  11. N. Tixier, G. Guibaud, and M. Baudu, “Determination of some rheological parameters for the characterization of activated sludge,” Bioresource Technology, vol. 90, no. 2, pp. 215–220, 2003. View at: Publisher Site | Google Scholar
  12. N. Tixier, G. Guibaud, and M. Baudu, “Rheology measurement for on-line monitoring of filaments proliferation in activated sludge tanks,” Water Science and Technology, vol. 49, no. 1, pp. 15–21, 2004. View at: Google Scholar
  13. P. Battistoni, “Pre-treatment, measurement execution procedure and waste characteristics in the rheology of sewage sludges and the digested organic fraction of municipal solid wastes,” Water Science and Technology, vol. 36, no. 11, pp. 33–41, 1997. View at: Publisher Site | Google Scholar
  14. C. F. Forster, “The rheological and physico-chemical characteristics of sewage sludges,” Enzyme and Microbial Technology, vol. 30, no. 3, pp. 340–345, 2002. View at: Publisher Site | Google Scholar
  15. A. H. K. Garakani, N. Mostoufi, F. Sadeghi et al., “Comparison between different models for rheological characterization of activated sludge,” Journal of Environmental Health Science and Engineering, vol. 8, no. 3, pp. 225–264, 2011. View at: Google Scholar
  16. M. Mori, I. Seyssiecq, and N. Roche, “Rheological measurements of sewage sludge for various solids concentrations and geometry,” Process Biochemistry, vol. 41, no. 7, pp. 1656–1662, 2006. View at: Publisher Site | Google Scholar
  17. D. Quemada, “Rheology of concentrated disperse systems and minimum energy dissipation principle—I. Viscosity-concentration relationship,” Rheologica Acta, vol. 16, no. 1, pp. 82–94, 1977. View at: Publisher Site | Google Scholar
  18. D. Quemada, “Rheology of concentrated disperse systems III. General features of the proposed non-newtonian model. Comparison with experimental data,” Rheologica Acta, vol. 17, no. 6, pp. 643–653, 1978. View at: Publisher Site | Google Scholar
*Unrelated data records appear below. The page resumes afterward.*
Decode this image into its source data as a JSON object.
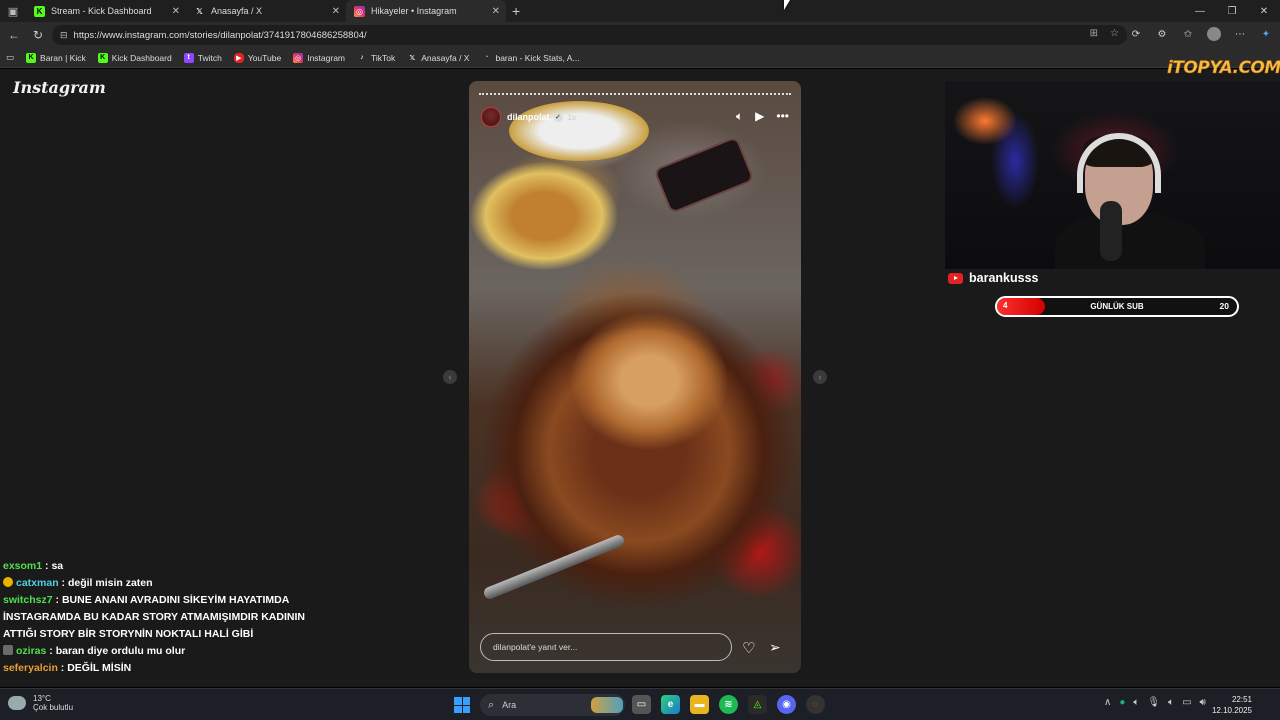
{
  "browser": {
    "tabs": [
      {
        "title": "Stream - Kick Dashboard",
        "icon": "kick-icon",
        "active": false
      },
      {
        "title": "Anasayfa / X",
        "icon": "x-icon",
        "active": false
      },
      {
        "title": "Hikayeler • Instagram",
        "icon": "instagram-icon",
        "active": true
      }
    ],
    "url": "https://www.instagram.com/stories/dilanpolat/3741917804686258804/",
    "bookmarks": [
      {
        "label": "Baran | Kick",
        "icon": "kick-icon"
      },
      {
        "label": "Kick Dashboard",
        "icon": "kick-icon"
      },
      {
        "label": "Twitch",
        "icon": "twitch-icon"
      },
      {
        "label": "YouTube",
        "icon": "youtube-icon"
      },
      {
        "label": "Instagram",
        "icon": "instagram-icon"
      },
      {
        "label": "TikTok",
        "icon": "tiktok-icon"
      },
      {
        "label": "Anasayfa / X",
        "icon": "x-icon"
      },
      {
        "label": "baran - Kick Stats, A...",
        "icon": "stats-icon"
      }
    ]
  },
  "instagram": {
    "logo": "Instagram",
    "story": {
      "username": "dilanpolat",
      "time": "1s",
      "reply_placeholder": "dilanpolat'e yanıt ver..."
    }
  },
  "stream": {
    "sponsor": "iTOPYA.COM",
    "channel": "barankusss",
    "sub_goal": {
      "label": "GÜNLÜK SUB",
      "current": "4",
      "goal": "20",
      "progress": 0.2
    }
  },
  "chat": [
    {
      "user": "exsom1",
      "color": "#4fe04f",
      "message": "sa",
      "badge": ""
    },
    {
      "user": "catxman",
      "color": "#4fd0e0",
      "message": "değil misin zaten",
      "badge": "gold"
    },
    {
      "user": "switchsz7",
      "color": "#4fe04f",
      "message": "BUNE ANANI AVRADINI SİKEYİM HAYATIMDA İNSTAGRAMDA BU KADAR STORY ATMAMIŞIMDIR KADININ ATTIĞI STORY BİR STORYNİN NOKTALI HALİ GİBİ",
      "badge": ""
    },
    {
      "user": "oziras",
      "color": "#4fe04f",
      "message": "baran diye ordulu mu olur",
      "badge": "square"
    },
    {
      "user": "seferyalcin",
      "color": "#e8a030",
      "message": "DEĞİL MİSİN",
      "badge": ""
    }
  ],
  "taskbar": {
    "weather_temp": "13°C",
    "weather_desc": "Çok bulutlu",
    "search_placeholder": "Ara",
    "time": "22:51",
    "date": "12.10.2025"
  },
  "colors": {
    "accent_red": "#e52222",
    "chat_green": "#4fe04f"
  }
}
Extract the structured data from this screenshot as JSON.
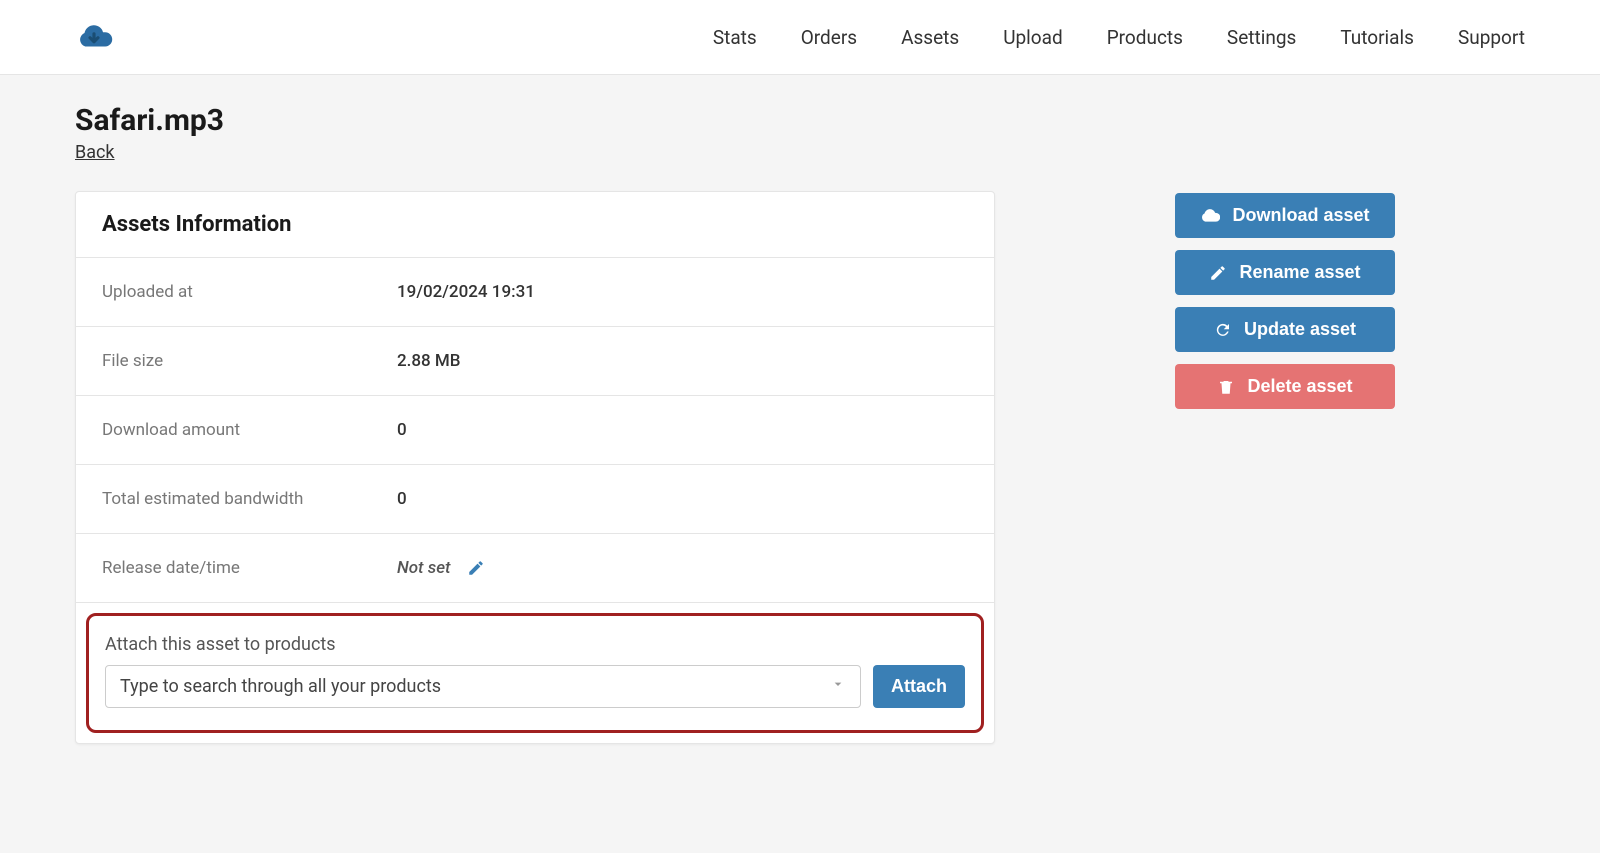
{
  "nav": {
    "items": [
      "Stats",
      "Orders",
      "Assets",
      "Upload",
      "Products",
      "Settings",
      "Tutorials",
      "Support"
    ]
  },
  "page": {
    "title": "Safari.mp3",
    "back_label": "Back"
  },
  "asset_info": {
    "heading": "Assets Information",
    "rows": [
      {
        "label": "Uploaded at",
        "value": "19/02/2024 19:31"
      },
      {
        "label": "File size",
        "value": "2.88 MB"
      },
      {
        "label": "Download amount",
        "value": "0"
      },
      {
        "label": "Total estimated bandwidth",
        "value": "0"
      },
      {
        "label": "Release date/time",
        "value": "Not set",
        "editable": true
      }
    ]
  },
  "attach": {
    "label": "Attach this asset to products",
    "placeholder": "Type to search through all your products",
    "button": "Attach"
  },
  "actions": {
    "download": "Download asset",
    "rename": "Rename asset",
    "update": "Update asset",
    "delete": "Delete asset"
  }
}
Copyright © 2014 Luciano Piani et al. This is an open access article distributed under the Creative Commons Attribution License, which permits unrestricted use, distribution, and reproduction in any medium, provided the original work is properly cited.
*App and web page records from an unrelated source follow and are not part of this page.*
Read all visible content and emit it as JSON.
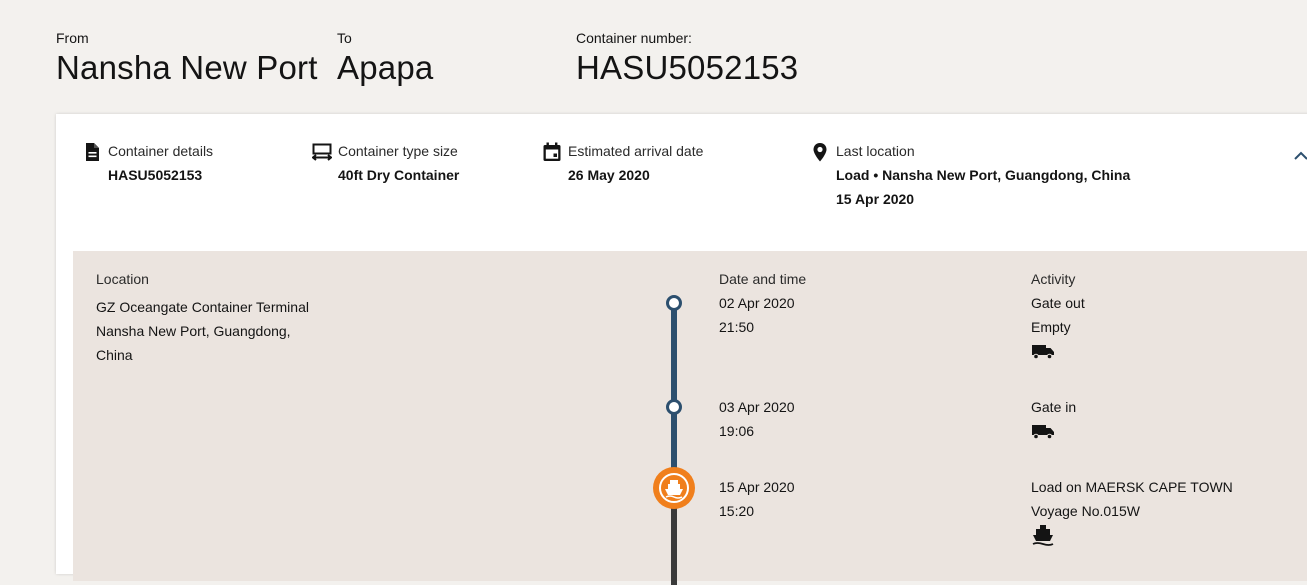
{
  "route": {
    "from_label": "From",
    "from_value": "Nansha New Port",
    "to_label": "To",
    "to_value": "Apapa",
    "container_label": "Container number:",
    "container_value": "HASU5052153"
  },
  "summary": {
    "details": {
      "icon": "document-icon",
      "label": "Container details",
      "value": "HASU5052153"
    },
    "type": {
      "icon": "container-type-icon",
      "label": "Container type size",
      "value": "40ft Dry Container"
    },
    "eta": {
      "icon": "calendar-icon",
      "label": "Estimated arrival date",
      "value": "26 May 2020"
    },
    "last_location": {
      "icon": "location-pin-icon",
      "label": "Last location",
      "value": "Load • Nansha New Port, Guangdong, China",
      "date": "15 Apr 2020"
    }
  },
  "timeline": {
    "headers": {
      "location": "Location",
      "datetime": "Date and time",
      "activity": "Activity"
    },
    "location": {
      "line1": "GZ Oceangate Container Terminal",
      "line2": "Nansha New Port, Guangdong,",
      "line3": "China"
    },
    "events": [
      {
        "date": "02 Apr 2020",
        "time": "21:50",
        "activity": "Gate out",
        "activity2": "Empty",
        "icon": "truck-icon"
      },
      {
        "date": "03 Apr 2020",
        "time": "19:06",
        "activity": "Gate in",
        "activity2": "",
        "icon": "truck-icon"
      },
      {
        "date": "15 Apr 2020",
        "time": "15:20",
        "activity": "Load on MAERSK CAPE TOWN",
        "activity2": "Voyage No.015W",
        "icon": "ship-icon"
      }
    ]
  },
  "colors": {
    "timeline_past": "#2c4f6e",
    "timeline_current": "#f07f1c",
    "timeline_future": "#3a3a3a",
    "panel_bg": "#ebe4df"
  }
}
More related articles

 PDF Download Citation Citation
 Download other formatsMore
 Order printed copiesOrder

Related articles

We are committed to sharing findings related to COVID-19 as quickly as possible. We will be providing unlimited waivers of publication charges for accepted research articles as well as case reports and case series related to COVID-19. Review articles are excluded from this waiver policy. Sign up here as a reviewer to help fast-track new submissions.